Funafuti, Tuvalu
Advocacy Update

The WWF offices in Solomon Islands, Papua New Guinea, Aotearoa New Zealand, Fiji, and Australia, know that climate change poses a fundamental threat to the places, species, and communities that we have spent more than 40 years working to protect. 

We continue to listen to the Indigenous Peoples and local communities with whom we are privileged to work and we understand that, despite having contributed the least to the problem, these communities, their lands and their waters, are bearing the worst impacts of climate change. 

Climate change is not a future problem. It is happening now and we are seeing its effects daily. Pacific Island Countries and Territories are experiencing more frequent and extreme weather events, as ocean warming, and acidification erodes the ecosystems that underpin livelihoods and culture. Just this year, Vanuatu experienced two Category 4 cyclones in less than one week. In Australia, recent bushfires killed or displaced more than three billion animals and decimated lands that have been cultural strongholds of the oldest continuing living culture on earth. In New Zealand, mistakenly imagined by many as a refuge from the worst effects of climate change, a series of climate-related weather events hammered the country through the first half of this year - with Cyclone Gabrielle the second costliest natural disaster in New Zealand history.

The science is clear that fossil fuels are at the root of climate change. We know that Oceania is home to the traditional knowledge, leadership, technical know-how, and resources needed to transition our economies, help the world tackle climate change impacts, and stabilise global warming at 1.5°C.  Yet the emissions reductions targets of some countries, especially Australia and New Zealand , are insufficient to help avoid climate catastrophe. 
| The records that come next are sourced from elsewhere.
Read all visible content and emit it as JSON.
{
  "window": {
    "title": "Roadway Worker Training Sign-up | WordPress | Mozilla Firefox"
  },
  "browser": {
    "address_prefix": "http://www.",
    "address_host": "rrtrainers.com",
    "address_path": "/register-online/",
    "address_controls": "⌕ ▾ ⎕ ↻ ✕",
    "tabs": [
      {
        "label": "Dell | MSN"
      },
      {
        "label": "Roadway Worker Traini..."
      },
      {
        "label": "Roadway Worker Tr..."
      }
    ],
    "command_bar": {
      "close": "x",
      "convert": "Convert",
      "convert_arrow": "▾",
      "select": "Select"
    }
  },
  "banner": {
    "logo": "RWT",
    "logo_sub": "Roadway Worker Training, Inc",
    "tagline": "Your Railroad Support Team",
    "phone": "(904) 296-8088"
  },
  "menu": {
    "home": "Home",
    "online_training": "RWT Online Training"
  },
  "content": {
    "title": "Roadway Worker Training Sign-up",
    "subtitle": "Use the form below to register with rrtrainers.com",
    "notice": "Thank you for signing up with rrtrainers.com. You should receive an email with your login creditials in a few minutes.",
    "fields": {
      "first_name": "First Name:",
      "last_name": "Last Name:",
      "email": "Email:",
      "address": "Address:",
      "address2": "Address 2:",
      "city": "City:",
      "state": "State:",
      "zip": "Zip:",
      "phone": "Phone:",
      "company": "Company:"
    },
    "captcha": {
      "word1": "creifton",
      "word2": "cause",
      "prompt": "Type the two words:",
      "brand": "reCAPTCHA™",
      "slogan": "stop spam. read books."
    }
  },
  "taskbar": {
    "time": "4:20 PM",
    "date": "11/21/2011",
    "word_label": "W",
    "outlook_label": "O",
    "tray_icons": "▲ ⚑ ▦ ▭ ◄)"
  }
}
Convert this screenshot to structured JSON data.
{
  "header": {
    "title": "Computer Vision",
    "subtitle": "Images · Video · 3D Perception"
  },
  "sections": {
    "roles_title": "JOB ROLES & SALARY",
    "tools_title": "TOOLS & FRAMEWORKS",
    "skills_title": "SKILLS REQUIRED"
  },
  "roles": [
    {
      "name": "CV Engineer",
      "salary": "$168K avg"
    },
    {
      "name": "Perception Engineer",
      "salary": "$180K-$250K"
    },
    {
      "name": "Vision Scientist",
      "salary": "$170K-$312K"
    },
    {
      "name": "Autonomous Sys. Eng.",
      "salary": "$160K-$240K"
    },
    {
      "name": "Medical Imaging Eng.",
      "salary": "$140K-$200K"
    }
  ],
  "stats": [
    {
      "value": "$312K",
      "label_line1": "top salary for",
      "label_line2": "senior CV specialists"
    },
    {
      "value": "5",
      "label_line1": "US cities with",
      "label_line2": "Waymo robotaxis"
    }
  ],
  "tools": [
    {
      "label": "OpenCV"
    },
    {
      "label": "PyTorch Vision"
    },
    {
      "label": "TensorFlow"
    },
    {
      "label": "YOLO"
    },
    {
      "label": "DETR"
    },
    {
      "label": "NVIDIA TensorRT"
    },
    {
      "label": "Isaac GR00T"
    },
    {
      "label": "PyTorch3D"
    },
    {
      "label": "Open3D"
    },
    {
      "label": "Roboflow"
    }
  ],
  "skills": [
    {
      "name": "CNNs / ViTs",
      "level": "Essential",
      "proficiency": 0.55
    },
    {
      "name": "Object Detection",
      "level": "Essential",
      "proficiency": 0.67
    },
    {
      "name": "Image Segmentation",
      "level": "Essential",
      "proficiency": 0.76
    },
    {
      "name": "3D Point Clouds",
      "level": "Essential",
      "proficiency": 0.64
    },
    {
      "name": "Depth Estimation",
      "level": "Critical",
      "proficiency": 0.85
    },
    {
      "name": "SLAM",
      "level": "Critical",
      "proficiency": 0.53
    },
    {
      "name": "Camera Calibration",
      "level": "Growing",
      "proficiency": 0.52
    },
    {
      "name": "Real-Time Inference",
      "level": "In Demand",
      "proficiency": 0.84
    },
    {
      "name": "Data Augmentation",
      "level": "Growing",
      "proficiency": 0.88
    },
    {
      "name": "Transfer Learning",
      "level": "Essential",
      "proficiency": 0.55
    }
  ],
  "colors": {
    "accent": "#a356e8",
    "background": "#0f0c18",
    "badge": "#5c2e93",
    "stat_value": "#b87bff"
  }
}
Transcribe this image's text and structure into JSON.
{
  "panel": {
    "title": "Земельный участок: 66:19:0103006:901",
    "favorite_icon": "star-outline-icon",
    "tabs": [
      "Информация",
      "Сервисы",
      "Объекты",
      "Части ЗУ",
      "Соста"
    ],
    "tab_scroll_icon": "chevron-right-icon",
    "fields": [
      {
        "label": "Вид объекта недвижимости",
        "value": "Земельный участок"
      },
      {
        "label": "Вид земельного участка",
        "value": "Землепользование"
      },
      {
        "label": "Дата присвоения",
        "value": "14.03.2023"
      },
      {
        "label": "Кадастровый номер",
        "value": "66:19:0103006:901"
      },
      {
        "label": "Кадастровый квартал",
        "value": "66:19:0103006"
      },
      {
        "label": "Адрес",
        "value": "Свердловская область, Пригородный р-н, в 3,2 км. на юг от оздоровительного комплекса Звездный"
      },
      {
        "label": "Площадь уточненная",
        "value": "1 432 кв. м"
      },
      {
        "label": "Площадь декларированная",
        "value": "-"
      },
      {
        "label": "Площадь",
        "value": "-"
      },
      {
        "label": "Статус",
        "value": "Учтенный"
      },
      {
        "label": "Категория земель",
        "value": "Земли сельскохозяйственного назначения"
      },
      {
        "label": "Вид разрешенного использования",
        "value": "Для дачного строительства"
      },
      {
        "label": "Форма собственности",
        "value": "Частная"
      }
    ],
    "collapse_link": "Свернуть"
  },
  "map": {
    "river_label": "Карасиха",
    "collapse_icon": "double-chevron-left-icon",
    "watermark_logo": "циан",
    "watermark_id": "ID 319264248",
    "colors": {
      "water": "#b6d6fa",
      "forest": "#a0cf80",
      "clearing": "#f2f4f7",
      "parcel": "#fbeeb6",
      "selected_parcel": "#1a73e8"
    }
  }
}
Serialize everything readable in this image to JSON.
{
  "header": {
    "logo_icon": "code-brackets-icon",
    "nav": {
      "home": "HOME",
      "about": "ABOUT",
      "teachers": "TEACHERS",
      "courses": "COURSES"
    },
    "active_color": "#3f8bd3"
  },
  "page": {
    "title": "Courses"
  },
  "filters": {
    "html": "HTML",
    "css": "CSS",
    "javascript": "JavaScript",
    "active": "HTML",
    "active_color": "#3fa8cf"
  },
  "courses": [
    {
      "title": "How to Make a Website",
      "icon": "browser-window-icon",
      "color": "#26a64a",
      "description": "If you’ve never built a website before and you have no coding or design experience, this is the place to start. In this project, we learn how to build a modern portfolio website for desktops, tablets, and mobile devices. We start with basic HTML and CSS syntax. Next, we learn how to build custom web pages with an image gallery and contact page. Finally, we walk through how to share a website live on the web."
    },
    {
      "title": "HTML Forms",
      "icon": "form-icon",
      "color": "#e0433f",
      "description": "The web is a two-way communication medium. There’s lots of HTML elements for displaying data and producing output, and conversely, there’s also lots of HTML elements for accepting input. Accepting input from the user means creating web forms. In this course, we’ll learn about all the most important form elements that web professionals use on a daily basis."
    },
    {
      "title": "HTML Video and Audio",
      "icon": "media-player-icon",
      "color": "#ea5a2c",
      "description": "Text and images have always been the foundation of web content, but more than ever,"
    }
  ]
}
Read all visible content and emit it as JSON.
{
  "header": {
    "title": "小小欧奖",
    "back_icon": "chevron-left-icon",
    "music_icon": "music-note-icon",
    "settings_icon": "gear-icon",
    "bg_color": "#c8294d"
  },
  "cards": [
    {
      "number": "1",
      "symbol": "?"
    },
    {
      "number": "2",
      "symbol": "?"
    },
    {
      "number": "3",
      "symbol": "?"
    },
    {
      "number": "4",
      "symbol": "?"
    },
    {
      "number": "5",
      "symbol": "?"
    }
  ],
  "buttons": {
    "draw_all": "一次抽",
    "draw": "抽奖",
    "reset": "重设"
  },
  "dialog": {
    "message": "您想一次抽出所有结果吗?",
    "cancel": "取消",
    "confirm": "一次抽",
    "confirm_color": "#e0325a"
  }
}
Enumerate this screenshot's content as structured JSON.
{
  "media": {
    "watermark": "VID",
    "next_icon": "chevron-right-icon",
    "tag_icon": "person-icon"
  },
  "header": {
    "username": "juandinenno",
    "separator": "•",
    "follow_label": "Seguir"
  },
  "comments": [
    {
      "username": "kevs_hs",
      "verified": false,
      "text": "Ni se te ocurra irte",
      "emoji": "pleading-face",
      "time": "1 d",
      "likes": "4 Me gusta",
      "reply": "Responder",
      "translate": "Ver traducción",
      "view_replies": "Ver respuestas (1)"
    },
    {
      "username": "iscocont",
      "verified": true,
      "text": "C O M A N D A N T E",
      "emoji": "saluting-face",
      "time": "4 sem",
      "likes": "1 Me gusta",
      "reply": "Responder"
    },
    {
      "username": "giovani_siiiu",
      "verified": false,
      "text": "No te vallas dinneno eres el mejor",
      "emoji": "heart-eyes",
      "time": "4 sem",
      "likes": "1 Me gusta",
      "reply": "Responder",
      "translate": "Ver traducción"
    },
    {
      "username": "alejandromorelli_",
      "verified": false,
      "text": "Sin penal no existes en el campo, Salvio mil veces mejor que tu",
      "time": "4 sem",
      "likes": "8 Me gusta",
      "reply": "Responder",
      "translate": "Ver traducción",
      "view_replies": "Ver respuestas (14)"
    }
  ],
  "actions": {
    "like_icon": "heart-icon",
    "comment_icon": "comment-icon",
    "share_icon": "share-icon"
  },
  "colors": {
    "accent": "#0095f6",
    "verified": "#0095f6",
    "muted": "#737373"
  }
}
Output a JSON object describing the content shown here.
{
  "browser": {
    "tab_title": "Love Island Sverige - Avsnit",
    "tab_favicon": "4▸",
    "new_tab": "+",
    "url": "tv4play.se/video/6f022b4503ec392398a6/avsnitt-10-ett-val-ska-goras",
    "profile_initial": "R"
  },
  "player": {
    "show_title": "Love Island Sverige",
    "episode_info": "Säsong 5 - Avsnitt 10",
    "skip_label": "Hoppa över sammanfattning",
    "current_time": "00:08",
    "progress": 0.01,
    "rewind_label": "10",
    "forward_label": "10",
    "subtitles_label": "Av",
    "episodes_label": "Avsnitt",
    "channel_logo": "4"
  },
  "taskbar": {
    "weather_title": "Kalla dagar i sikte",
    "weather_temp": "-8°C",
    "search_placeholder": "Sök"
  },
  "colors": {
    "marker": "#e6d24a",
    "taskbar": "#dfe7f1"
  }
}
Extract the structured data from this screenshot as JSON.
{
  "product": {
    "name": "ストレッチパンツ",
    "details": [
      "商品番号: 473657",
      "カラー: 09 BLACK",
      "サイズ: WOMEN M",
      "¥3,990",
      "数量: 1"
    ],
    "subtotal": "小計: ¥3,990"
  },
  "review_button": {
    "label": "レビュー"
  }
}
The WWF team stands with leaders of the Blue Pacific in supporting the Port Vila Call for a Just Transition to a Fossil-Fuel Free Pacific and the roadmap it provides to achieve: 

  1. A global, just and equitable phase out of coal, oil, and gas (including through support of a Fossil Fuel Non-Proliferation Treaty); 
  2. New Pacific-tailored development pathways based on 100% renewable energy; 
  3. Expanded public and private finance for the just transition from fossil fuels to renewable energy at the scale required, with innovative, simplified mechanisms and reforms of existing financial institutions; and
  4. Redoubled efforts to reaffirm, strengthen and codify legal obligations with respect to the global phase out of fossil fuels.

We urge world leaders to respond to this urgent Call and, along with our many partners and millions of WWF supporters, stand ready to help.

Dr Mark Drew                      Dr Kayla Kingdon-Bebb            Dermot O’Gorman
Director, WWF-Pacific        CEO, WWF-New Zealand         CEO, WWF-Australia